The Physics Behind It

Sound is the transfer of energy from one form to another, usually mechanical waves, through a medium which can be solid, liquid or gas. These waves compress molecules together causing them to vibrate back and forth, while energy waves travel forward. Frequency is the number of waves that pass through a specific point per second and affect the volume of the sound; therefore, the higher the frequency, the louder the sound and vice versa.


As previously mentioned mediums can be anything made of solid, liquid, or gas. The closer the molecules are to each other, the more they start vibrating and transfer wave energy from one point to another. By definition, therefore, sound travels faster through solid and slower through gas since molecules in the latter are farther apart.

Double Glazing

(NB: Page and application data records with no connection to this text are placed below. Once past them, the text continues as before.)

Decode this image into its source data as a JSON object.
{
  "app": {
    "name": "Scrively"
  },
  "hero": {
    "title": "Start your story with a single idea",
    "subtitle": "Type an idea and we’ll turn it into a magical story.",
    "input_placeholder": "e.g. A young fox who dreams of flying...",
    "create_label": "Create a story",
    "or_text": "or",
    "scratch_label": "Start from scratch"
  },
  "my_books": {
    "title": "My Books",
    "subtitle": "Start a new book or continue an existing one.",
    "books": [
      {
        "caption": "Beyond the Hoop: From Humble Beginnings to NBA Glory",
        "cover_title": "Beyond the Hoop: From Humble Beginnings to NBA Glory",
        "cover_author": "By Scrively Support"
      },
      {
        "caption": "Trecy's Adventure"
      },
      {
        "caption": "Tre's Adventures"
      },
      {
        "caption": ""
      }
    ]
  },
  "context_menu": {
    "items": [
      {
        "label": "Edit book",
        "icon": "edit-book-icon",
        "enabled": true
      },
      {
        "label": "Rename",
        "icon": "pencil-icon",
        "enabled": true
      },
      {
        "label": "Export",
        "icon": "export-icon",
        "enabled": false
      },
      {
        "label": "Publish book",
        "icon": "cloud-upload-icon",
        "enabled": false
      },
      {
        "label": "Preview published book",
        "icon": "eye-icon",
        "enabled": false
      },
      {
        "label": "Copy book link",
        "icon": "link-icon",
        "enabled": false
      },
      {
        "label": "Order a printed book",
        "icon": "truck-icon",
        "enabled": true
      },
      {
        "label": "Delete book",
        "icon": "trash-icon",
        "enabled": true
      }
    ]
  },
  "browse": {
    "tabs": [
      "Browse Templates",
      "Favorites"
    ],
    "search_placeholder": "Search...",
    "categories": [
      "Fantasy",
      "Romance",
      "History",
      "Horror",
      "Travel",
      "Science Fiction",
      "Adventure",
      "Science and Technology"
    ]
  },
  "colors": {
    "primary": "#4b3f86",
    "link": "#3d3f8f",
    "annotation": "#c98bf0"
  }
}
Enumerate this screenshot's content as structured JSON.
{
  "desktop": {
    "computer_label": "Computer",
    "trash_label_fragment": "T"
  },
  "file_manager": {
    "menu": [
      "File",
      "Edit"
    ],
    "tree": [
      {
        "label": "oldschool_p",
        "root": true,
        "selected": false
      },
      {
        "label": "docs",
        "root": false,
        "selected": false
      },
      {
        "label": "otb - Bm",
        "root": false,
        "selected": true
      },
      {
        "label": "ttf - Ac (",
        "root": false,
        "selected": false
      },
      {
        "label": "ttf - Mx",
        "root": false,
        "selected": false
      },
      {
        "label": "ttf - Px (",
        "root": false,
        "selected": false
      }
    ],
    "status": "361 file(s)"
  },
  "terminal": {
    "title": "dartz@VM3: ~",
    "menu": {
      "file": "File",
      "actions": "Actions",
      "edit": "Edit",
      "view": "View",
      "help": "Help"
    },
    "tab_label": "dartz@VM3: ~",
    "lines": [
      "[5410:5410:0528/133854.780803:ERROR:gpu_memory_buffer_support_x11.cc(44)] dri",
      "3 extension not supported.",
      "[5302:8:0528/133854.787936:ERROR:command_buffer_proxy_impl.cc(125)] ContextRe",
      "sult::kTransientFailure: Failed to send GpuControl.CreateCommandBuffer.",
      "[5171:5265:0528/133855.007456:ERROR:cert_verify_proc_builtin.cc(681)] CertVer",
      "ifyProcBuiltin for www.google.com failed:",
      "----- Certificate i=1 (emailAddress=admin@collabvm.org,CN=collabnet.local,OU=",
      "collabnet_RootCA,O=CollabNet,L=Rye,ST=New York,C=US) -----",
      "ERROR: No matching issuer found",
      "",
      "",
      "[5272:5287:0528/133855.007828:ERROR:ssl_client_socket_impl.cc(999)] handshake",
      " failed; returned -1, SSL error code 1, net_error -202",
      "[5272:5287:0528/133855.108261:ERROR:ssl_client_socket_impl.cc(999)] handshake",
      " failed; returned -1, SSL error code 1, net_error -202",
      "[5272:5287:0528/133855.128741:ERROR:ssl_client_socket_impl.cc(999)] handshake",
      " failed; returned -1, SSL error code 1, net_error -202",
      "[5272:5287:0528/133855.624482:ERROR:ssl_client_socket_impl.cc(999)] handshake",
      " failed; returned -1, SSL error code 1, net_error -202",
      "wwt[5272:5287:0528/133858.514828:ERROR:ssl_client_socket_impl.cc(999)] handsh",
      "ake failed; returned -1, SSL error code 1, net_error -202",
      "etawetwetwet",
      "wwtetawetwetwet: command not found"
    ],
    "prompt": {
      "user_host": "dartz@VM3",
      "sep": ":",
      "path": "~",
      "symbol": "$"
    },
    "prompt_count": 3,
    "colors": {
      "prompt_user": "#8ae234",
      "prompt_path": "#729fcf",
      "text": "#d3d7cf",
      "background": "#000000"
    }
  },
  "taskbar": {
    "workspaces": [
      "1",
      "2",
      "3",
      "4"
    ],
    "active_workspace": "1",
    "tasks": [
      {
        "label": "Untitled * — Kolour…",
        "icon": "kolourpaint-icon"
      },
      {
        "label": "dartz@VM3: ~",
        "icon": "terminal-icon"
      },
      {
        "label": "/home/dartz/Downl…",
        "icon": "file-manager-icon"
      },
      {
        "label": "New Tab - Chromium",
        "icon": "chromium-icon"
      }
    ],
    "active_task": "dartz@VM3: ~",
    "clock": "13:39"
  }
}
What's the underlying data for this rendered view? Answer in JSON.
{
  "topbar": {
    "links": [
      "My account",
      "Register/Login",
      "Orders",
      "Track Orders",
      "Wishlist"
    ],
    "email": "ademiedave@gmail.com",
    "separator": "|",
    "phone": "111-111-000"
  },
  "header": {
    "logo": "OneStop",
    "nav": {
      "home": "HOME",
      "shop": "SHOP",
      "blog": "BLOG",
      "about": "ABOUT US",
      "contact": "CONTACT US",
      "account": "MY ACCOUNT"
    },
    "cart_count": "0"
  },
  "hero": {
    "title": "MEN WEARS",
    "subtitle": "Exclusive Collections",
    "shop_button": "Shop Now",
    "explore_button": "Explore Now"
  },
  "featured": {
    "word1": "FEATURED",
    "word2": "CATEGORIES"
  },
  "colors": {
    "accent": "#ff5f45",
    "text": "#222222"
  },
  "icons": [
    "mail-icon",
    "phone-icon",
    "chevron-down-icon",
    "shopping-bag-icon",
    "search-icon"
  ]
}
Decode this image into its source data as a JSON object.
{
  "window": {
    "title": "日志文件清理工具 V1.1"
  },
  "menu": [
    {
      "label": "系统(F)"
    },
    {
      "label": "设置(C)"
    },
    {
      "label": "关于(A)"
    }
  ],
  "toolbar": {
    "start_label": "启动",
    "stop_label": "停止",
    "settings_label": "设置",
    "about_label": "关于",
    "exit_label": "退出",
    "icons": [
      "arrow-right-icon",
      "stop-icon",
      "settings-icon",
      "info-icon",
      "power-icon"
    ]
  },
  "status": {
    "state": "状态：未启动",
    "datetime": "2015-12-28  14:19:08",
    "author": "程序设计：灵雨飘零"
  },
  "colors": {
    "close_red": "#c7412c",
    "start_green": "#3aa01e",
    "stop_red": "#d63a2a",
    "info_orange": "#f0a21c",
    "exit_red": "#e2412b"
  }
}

Double glazing glass panels are the most basic type of soundproofing. These are made up of 2 panels of glass stuck together with plastic lamination passing between the inner sides of the glass. The plastic lamination in theory prevents the glass from vibrating and therefore stopping sound.

Dead Space Soundproofing Glass Panels

A more effective method is the dead space soundproofing glass panels that employ the use of dead air space between the two panels of glass. These glass panels are still coated with plastic lamination, but, rather than having the glass touching, in between there is an air space that continues in cutting down the vibrations that managed to get past the lamination. Unlike double glazing, the frame of the inner (soundproofing glass) is not directly attached to the outer glass panel and therefore the frame is also isolated from vibrations.

Spring-Load Seals

Sometimes the frequency of the noise is high enough that it manages to get through the lamination and the air space, making the second frame also vibrate. To prevent the noise from making the frame and the soundproof glass panel vibrate, most modern soundproof panels also come with spring-load seals which definitively prevent the frame from vibrating thus making sure that sound stays out of the room. The spring-load seals work by absorbing the vibrations of the frame and preventing the frame from vibrating itself similar to when you hit a tuning fork and then press your hand around it to make the sound stop.

As noise pollution continues to grow proportionately to the growth of cities, the importance of soundproofing glass panels is increasing and making the transit from industrial use only to residential use as well.